Long-term results from Study SRP-9001-101, after four years, indicated that the treated participants maintained a positive mean 7.0-point difference in total NSAA scores compared to baseline.
Study SRP-9001-102 was a double-blind, randomised clinical trial comparing SRP-9001 to placebo in 41 participants with DMD aged from four to seven. The primary endpoints were micro-dystrophin expression at 12 weeks and change in NSAA total score at 48 weeks compared to the placebo.
Study SRP-9001-103, also known as ENDEAVOR, employed commercially representative SRP-9001 material at the target commercial dose. One-year functional results from the study’s Cohort 1, comprising 20 boys aged four to seven, showed a 3.8-point and 3.2-point improvement on the NSAA compared to a propensity-score weighted external control.
The primary endpoint was the change in micro-dystrophin protein expression, as measured by western blot at 12 weeks.
In addition to the NSAA improvements, participants in the study recorded statistically significant enhancements in timed function tests one year after treatment. Improvements in time to rise and the ten-metre walk test were noted when compared to the external control.
An integrated analysis of one-year functional data from 52 patients across studies 101, 102, and 103 showed that SRP-9001-treated patients improved by 3.1 points on the NSAA total scores from baseline, which was 2.4 points higher than the propensity-weighted external control group.
The most common adverse reactions observed in patients during the trials were vomiting, nausea, acute liver injury, increased liver function tests, pyrexia (fever) and thrombocytopenia (abnormally low platelet counts in the blood).
Additional clinical trials on ELEVIDYS
EMBARK (Study SRP-9001-301), a global, randomised, double-blind, placebo-controlled Phase III clinical trial, has recruited 126 participants with DMD aged four to seven. The company has committed to the completion of the confirmatory trial as part of the accelerated approval pathway.
The study results from EMBARK indicated a 2.6-point improvement in the NSAA total score 52 weeks after treatment with ELEVIDYS compared to the placebo group. Although the difference did not reach statistical significance, ELEVIDYS demonstrated a clinically meaningful treatment benefit across age groups. The study also reported consistent treatment benefits in other timed functional endpoints.

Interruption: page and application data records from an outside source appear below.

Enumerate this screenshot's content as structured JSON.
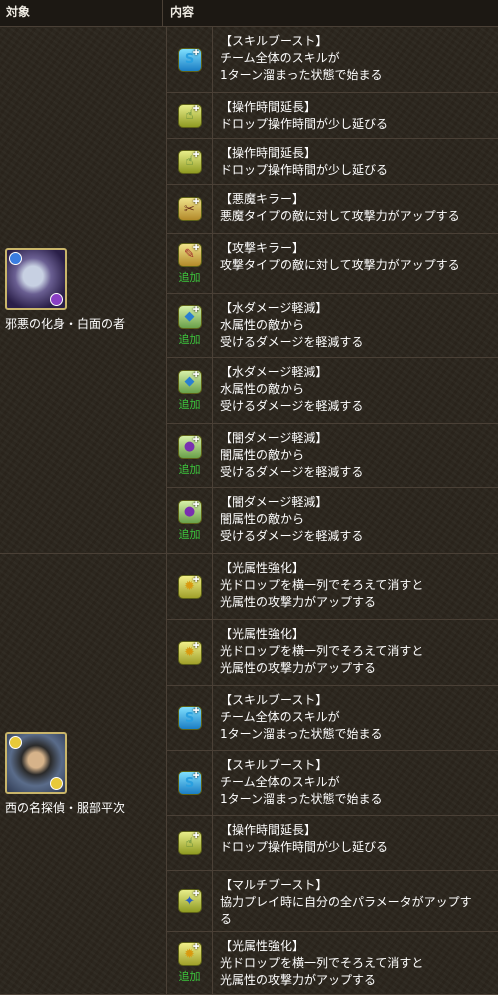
{
  "header": {
    "target": "対象",
    "content": "内容"
  },
  "added_label": "追加",
  "groups": [
    {
      "name": "邪悪の化身・白面の者",
      "rows": [
        {
          "icon": "skill-boost-icon",
          "title": "【スキルブースト】",
          "desc": [
            "チーム全体のスキルが",
            "1ターン溜まった状態で始まる"
          ],
          "added": false
        },
        {
          "icon": "time-extend-icon",
          "title": "【操作時間延長】",
          "desc": [
            "ドロップ操作時間が少し延びる"
          ],
          "added": false
        },
        {
          "icon": "time-extend-icon",
          "title": "【操作時間延長】",
          "desc": [
            "ドロップ操作時間が少し延びる"
          ],
          "added": false
        },
        {
          "icon": "devil-killer-icon",
          "title": "【悪魔キラー】",
          "desc": [
            "悪魔タイプの敵に対して攻撃力がアップする"
          ],
          "added": false
        },
        {
          "icon": "attack-killer-icon",
          "title": "【攻撃キラー】",
          "desc": [
            "攻撃タイプの敵に対して攻撃力がアップする"
          ],
          "added": true
        },
        {
          "icon": "water-reduce-icon",
          "title": "【水ダメージ軽減】",
          "desc": [
            "水属性の敵から",
            "受けるダメージを軽減する"
          ],
          "added": true
        },
        {
          "icon": "water-reduce-icon",
          "title": "【水ダメージ軽減】",
          "desc": [
            "水属性の敵から",
            "受けるダメージを軽減する"
          ],
          "added": true
        },
        {
          "icon": "dark-reduce-icon",
          "title": "【闇ダメージ軽減】",
          "desc": [
            "闇属性の敵から",
            "受けるダメージを軽減する"
          ],
          "added": true
        },
        {
          "icon": "dark-reduce-icon",
          "title": "【闇ダメージ軽減】",
          "desc": [
            "闇属性の敵から",
            "受けるダメージを軽減する"
          ],
          "added": true
        }
      ]
    },
    {
      "name": "西の名探偵・服部平次",
      "rows": [
        {
          "icon": "light-enhance-icon",
          "title": "【光属性強化】",
          "desc": [
            "光ドロップを横一列でそろえて消すと",
            "光属性の攻撃力がアップする"
          ],
          "added": false
        },
        {
          "icon": "light-enhance-icon",
          "title": "【光属性強化】",
          "desc": [
            "光ドロップを横一列でそろえて消すと",
            "光属性の攻撃力がアップする"
          ],
          "added": false
        },
        {
          "icon": "skill-boost-icon",
          "title": "【スキルブースト】",
          "desc": [
            "チーム全体のスキルが",
            "1ターン溜まった状態で始まる"
          ],
          "added": false
        },
        {
          "icon": "skill-boost-icon",
          "title": "【スキルブースト】",
          "desc": [
            "チーム全体のスキルが",
            "1ターン溜まった状態で始まる"
          ],
          "added": false
        },
        {
          "icon": "time-extend-icon",
          "title": "【操作時間延長】",
          "desc": [
            "ドロップ操作時間が少し延びる"
          ],
          "added": false
        },
        {
          "icon": "multi-boost-icon",
          "title": "【マルチブースト】",
          "desc": [
            "協力プレイ時に自分の全パラメータがアップす",
            "る"
          ],
          "added": false
        },
        {
          "icon": "light-enhance-icon",
          "title": "【光属性強化】",
          "desc": [
            "光ドロップを横一列でそろえて消すと",
            "光属性の攻撃力がアップする"
          ],
          "added": true
        }
      ]
    }
  ]
}
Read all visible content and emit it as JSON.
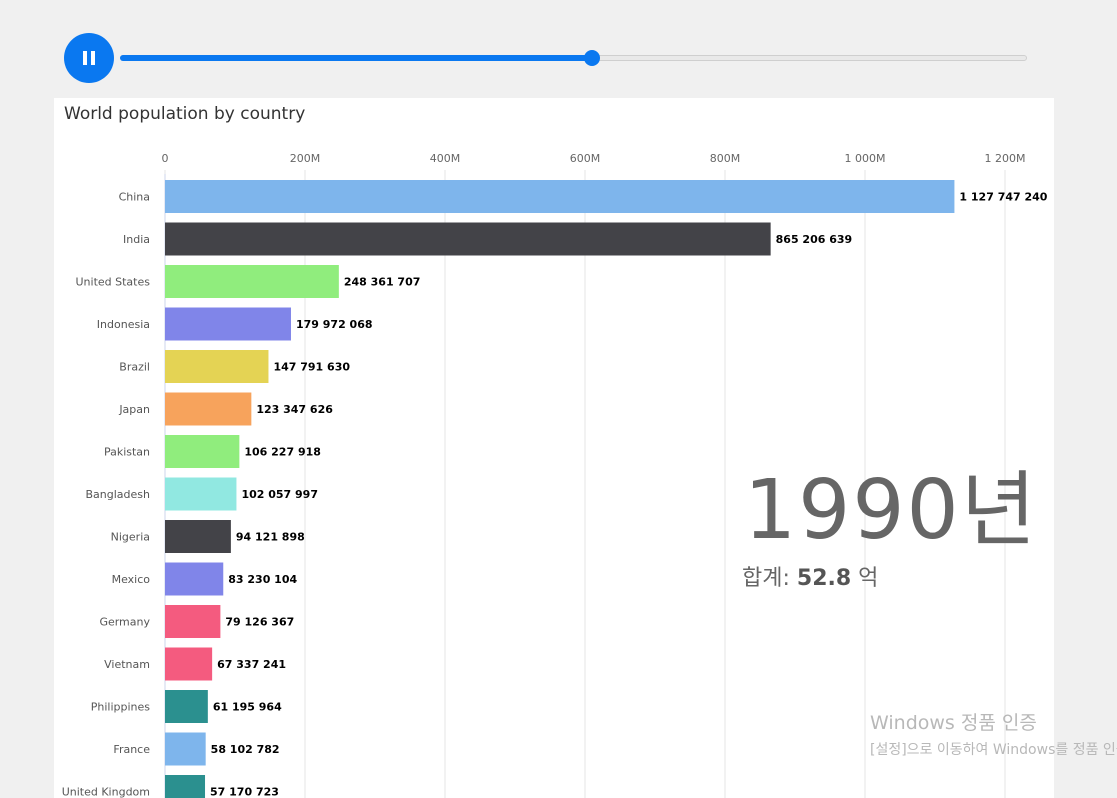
{
  "controls": {
    "progress": 0.52
  },
  "chart_data": {
    "type": "bar",
    "orientation": "horizontal",
    "title": "World population by country",
    "xlim": [
      0,
      1250000000
    ],
    "ticks": [
      {
        "value": 0,
        "label": "0"
      },
      {
        "value": 200000000,
        "label": "200M"
      },
      {
        "value": 400000000,
        "label": "400M"
      },
      {
        "value": 600000000,
        "label": "600M"
      },
      {
        "value": 800000000,
        "label": "800M"
      },
      {
        "value": 1000000000,
        "label": "1 000M"
      },
      {
        "value": 1200000000,
        "label": "1 200M"
      }
    ],
    "grid": true,
    "categories": [
      "China",
      "India",
      "United States",
      "Indonesia",
      "Brazil",
      "Japan",
      "Pakistan",
      "Bangladesh",
      "Nigeria",
      "Mexico",
      "Germany",
      "Vietnam",
      "Philippines",
      "France",
      "United Kingdom"
    ],
    "values": [
      1127747240,
      865206639,
      248361707,
      179972068,
      147791630,
      123347626,
      106227918,
      102057997,
      94121898,
      83230104,
      79126367,
      67337241,
      61195964,
      58102782,
      57170723
    ],
    "value_labels": [
      "1 127 747 240",
      "865 206 639",
      "248 361 707",
      "179 972 068",
      "147 791 630",
      "123 347 626",
      "106 227 918",
      "102 057 997",
      "94 121 898",
      "83 230 104",
      "79 126 367",
      "67 337 241",
      "61 195 964",
      "58 102 782",
      "57 170 723"
    ],
    "colors": [
      "#7eb5ec",
      "#434348",
      "#90ed7d",
      "#8085e9",
      "#e4d354",
      "#f7a35c",
      "#90ed7d",
      "#91e8e1",
      "#434348",
      "#8085e9",
      "#f45b7f",
      "#f45b7f",
      "#2b908f",
      "#7eb5ec",
      "#2b908f"
    ],
    "year_label": "1990년",
    "total_prefix": "합계: ",
    "total_value": "52.8",
    "total_unit": " 억"
  },
  "watermark": {
    "line1": "Windows 정품 인증",
    "line2": "[설정]으로 이동하여 Windows를 정품 인증합니다."
  }
}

EMBARK’s primary endpoint is the change from baseline in NSAA total score at week 52 following the treatment. Secondary endpoint measures include the quantity of shortened dystrophin produced by ELEVIDYS, timed function tests, stride velocity and validated patient-reported outcome measures.
The most common treatment-related adverse events reported in patients during the trial were gastrointestinal events, such as vomiting, nausea, and decreased appetite, and pyrexia.
The clinical trials have demonstrated that ELEVIDYS has the potential to modify the trajectory of DMD and provide benefits to patients. The safety and efficacy data from these studies support the continued evaluation and potential label expansion of ELEVIDYS for the treatment of DMD.